Historical Notes on Art - Part II [1]
Modern investigators have exhaustively studied all known sources and references to painting materials of the past - not only the more complete accounts, but also isolated references and clues in poetry, the Scriptures, and other non-technical writings.

Leon Battista Alberti (14 February 1406 – 25 April 1472).
He was an Italian Renaissance humanist author, artist, architect, poet, priest, linguist, philosopher, and cryptographer.

The development of art in general proceeded along distinctly separate channels in various countries, but was always governed by the culture, type of civilization and the availablity of raw materials, the choice of selection was strongly influenced by climatic conditions and the uses to which the works of art were put.

Australian Aboriginal Ochre Color Palette.

The preservation of Egyptian relics because of the perfectly dry atmosphere of the country and the precautions taken to ensure the safety of mortuary deposits is well known, and students of Egyptian civilization have given us a very thorough understanding of painting methods employed. The history of these methods constitutes a remarkable record of the survival of the techniques, which remain essentially unchanged for a period of about 3000 years.

Ancient Egyptian Color Palette.
Although the art and culture of the Egyptian civilization underwent changes during this period, these changes occurred within fairly limited bounds, and the following two processes served from the date of the earliest existing specimens (about 4700 B.C.) down to the time of Ptolemies ( from 305 to 30 BC.)

The Book of the Dead from ancient Egypt wall murals.

The typical processes that these images were generated consisted of:
1. Mud-plaster walls decorated with a simple water-color paint.
2. Designs were engraved or cut in stone walls and gone over with water-color washes.

Minor, isolated examples of other variations have also been found.

Hieroglyphic carvings in ancient Egyptian Temple stock from ancient Egypt wall murals.

These murals make a cold, dull place seem attractive and interesting.

The precise nature of the binder in the Egyptian water-color is uncertain; gum, size, or some similar material was used, or perhaps all of them, and the colors were applied with crude fiber brushes.

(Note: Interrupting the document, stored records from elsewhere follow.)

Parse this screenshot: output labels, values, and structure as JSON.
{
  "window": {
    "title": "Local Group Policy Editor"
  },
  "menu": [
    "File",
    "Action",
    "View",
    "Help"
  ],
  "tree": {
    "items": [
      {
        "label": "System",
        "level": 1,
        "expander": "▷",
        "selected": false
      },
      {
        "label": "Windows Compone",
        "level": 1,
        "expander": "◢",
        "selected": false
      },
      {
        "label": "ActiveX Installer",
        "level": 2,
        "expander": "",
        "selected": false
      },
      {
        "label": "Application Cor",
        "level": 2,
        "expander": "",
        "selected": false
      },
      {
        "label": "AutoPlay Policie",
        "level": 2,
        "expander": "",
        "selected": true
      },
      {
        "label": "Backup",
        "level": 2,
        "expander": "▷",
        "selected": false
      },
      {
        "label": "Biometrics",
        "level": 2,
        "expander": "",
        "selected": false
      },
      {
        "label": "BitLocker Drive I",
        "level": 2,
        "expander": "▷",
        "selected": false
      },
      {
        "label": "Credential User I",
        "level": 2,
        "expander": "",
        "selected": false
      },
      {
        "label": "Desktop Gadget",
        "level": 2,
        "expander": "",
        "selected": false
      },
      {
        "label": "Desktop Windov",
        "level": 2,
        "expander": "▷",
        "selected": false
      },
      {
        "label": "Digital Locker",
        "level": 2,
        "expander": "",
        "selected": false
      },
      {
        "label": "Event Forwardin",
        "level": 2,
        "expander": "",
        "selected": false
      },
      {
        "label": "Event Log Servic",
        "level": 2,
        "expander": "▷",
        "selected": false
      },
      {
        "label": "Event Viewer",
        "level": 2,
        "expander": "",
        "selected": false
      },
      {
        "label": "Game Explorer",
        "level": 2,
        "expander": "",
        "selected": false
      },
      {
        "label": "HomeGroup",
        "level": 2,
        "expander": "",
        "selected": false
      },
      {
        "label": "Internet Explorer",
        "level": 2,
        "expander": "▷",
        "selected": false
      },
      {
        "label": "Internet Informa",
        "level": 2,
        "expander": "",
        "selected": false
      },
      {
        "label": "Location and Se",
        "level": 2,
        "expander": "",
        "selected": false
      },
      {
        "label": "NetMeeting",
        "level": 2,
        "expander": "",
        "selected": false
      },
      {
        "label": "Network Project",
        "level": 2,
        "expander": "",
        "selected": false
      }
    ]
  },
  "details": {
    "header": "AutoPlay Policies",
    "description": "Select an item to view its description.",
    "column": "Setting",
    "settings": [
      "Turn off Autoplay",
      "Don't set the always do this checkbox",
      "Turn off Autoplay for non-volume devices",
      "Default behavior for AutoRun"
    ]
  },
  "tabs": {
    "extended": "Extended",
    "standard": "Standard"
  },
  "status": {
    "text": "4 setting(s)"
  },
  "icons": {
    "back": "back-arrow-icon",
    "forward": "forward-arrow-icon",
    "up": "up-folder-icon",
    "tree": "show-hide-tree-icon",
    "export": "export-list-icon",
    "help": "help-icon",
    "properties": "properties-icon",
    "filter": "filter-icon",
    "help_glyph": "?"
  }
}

It is generally assumed that gum arabic was in greatest use. These water-color paintings on mud-plaster walls which have survived so well in the dry climate and sealed tombs of Egypt may be destroyed by passing a damp sponge across the surface. The work of the later periods was technically more refined, better and finer brushes and pigments were used, but the process remained the same. Lime-plaster was not used prior to the Roman influence.

Archaeologists soon discovered an amazing collection of mummy portraits in 1899. All these portraits looked extremely similar to each other. And these artworks are allegedly linked to their mummified remains. These paintings were done during the time the Romans held sway in Egypt about 2,000 years ago.

[1] The Artist's Handbook of Materials and Techniques, R. Mayer, (ed. E. Smith) 4th Edition, Faber and Faber, London (1981).